Living coastal resources are found within major coastal ecosystems consisting of coral reefs, mangroves, seagrass beds, benthic systems, and estuaries or lagoons. Coastal ecosystems, particularly estuaries and inshore marine waters have the highest rate of primary production as compared to terrestrial and oceanic regions. Daily gross production rate in terms of grams of dry organic matter per square metre area for the narrow coastal band ranges from 10 to 25, with all other regions having substantially lower values (2). The coastal band conveniently thought of as the transition area between land and sea, holdsthis great diversity of ecosystems, each characterized by its own unique ecological feature. Conditions here may be harsh with wide fluctuations in temperature and salinity, but because of the abundance of food supply, these areas can and do support a high diversity of species which have become efficiently adapted to the widely fluctuating environmental conditions. These ecosystems remain productive because of tidal action which circulates food and nutrients rapidly and efficiently and at the same time washes away waste materials. They also serve as efficient nutrient traps of the continuous nutrient input washed down from land. Within these ecosystems, the autotrophic and heterotrophic layers are maintained in close contact so that energy transfer is more direct and better utilized. Primary productionoccurs all year round especially in the tropics, and the diversity of plant life (phytoplankton, benthic microflora, macroalgae and seagrasses) ensures a high primary production rate. A review of primary productivity rates of various ecosystems showed that the values for coastal ecosystems were far greater than for those of land, freshwater or the open ocean.
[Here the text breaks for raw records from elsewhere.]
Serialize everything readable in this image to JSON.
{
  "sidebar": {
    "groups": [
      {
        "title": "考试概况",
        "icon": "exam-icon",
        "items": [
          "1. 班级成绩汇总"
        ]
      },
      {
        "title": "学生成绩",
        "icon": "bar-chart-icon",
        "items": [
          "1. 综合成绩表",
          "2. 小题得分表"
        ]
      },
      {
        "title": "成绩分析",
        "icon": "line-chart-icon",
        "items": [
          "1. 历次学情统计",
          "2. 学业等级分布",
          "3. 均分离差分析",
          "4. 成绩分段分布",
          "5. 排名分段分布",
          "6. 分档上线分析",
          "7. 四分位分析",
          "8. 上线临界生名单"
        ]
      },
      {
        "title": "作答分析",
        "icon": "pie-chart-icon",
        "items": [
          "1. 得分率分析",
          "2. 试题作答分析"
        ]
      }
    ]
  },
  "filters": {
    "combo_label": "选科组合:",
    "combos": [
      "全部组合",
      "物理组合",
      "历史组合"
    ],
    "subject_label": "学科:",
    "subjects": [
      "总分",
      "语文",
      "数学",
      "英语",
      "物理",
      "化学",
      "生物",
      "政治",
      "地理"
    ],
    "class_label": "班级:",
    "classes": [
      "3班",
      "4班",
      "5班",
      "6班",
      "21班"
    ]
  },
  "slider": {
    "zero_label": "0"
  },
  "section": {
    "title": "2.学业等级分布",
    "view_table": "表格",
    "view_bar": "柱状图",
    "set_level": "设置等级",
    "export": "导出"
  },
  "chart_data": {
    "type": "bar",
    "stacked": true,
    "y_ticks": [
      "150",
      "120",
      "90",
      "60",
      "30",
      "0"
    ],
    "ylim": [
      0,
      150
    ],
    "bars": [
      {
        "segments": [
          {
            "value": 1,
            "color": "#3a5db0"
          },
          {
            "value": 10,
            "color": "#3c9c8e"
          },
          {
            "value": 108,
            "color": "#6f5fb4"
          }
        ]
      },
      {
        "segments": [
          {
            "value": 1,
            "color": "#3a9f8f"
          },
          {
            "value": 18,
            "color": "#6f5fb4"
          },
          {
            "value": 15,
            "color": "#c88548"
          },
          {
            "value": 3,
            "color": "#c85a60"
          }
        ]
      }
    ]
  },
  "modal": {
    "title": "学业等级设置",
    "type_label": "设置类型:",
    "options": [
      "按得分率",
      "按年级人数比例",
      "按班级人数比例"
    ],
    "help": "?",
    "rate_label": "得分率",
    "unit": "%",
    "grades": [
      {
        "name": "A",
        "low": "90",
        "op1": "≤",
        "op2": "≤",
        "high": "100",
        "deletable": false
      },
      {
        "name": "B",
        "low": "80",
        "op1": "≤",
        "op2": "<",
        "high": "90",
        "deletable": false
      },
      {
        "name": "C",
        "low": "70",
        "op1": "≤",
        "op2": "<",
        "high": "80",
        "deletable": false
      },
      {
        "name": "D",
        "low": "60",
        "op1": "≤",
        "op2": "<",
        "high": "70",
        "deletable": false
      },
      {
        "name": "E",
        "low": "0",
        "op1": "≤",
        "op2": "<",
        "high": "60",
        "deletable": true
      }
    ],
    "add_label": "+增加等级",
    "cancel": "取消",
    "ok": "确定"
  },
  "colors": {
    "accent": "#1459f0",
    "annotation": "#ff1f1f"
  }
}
The average gross primary productivity (gm C/m2/year) was 2300 to 5074 for mangrove forests, 4650 for tropical seagrass beds, 4200 for coral reefs and 3836 for tropical algal communities (3). Although the deeper open seas of the ASEAN region are not as productive as in temperate areas (except in areas of upwelling), the shallower inshore areas are extremely productive. The coastlines of the six ASEAN countries combine to form a total estimated length of 85,523 km. This is made up of 54,716 km f or Indonesia, 22,540 km for the Philippines, 4,675 km for Malaysia, 3,219 km for Thailand, 193 km for Singapore (4) and 180 km for Brunei Darussalam (estimated from maps). Such extensive coastlines provide a vast potential for the variety of coastal and nearshore marine ecosystems. This potential is recognized as being greatest in the East Asian Seas region (covering the six ASEAN countries) than in other parts of the Indian Ocean region (5).
EXTENT, UTILIZATION AND MANAGEMENT NEEDS
Coastal development in the ASEAN region is extensive with over 70% of the combined populations of the six countries concentrated in coastal villages or towns. Industrialization of coastal areas and offshore islands has been the trend, as the siting of industries in coastal areas makes them within easy reach of port facilities. With this development, coastal areas have become rapidly urbanized, placing a great strain on the coastal environment and its living resources as wastes are discharged in ever-increasing amounts.
Some countries have implemented strict waste treatment measures in order to prevent excessive pollution of the coastal environment. Many of the ASEAN nations depend on tourism as an important source of revenue and develop coastal environments to attract tourists. Beaches have therefore been developed for recreation and tourism, and new unexploited coastal areas are constantly being investigated for such development. As the values of coastal living resources become well understood, some countries have designated reserve areas along the coastal...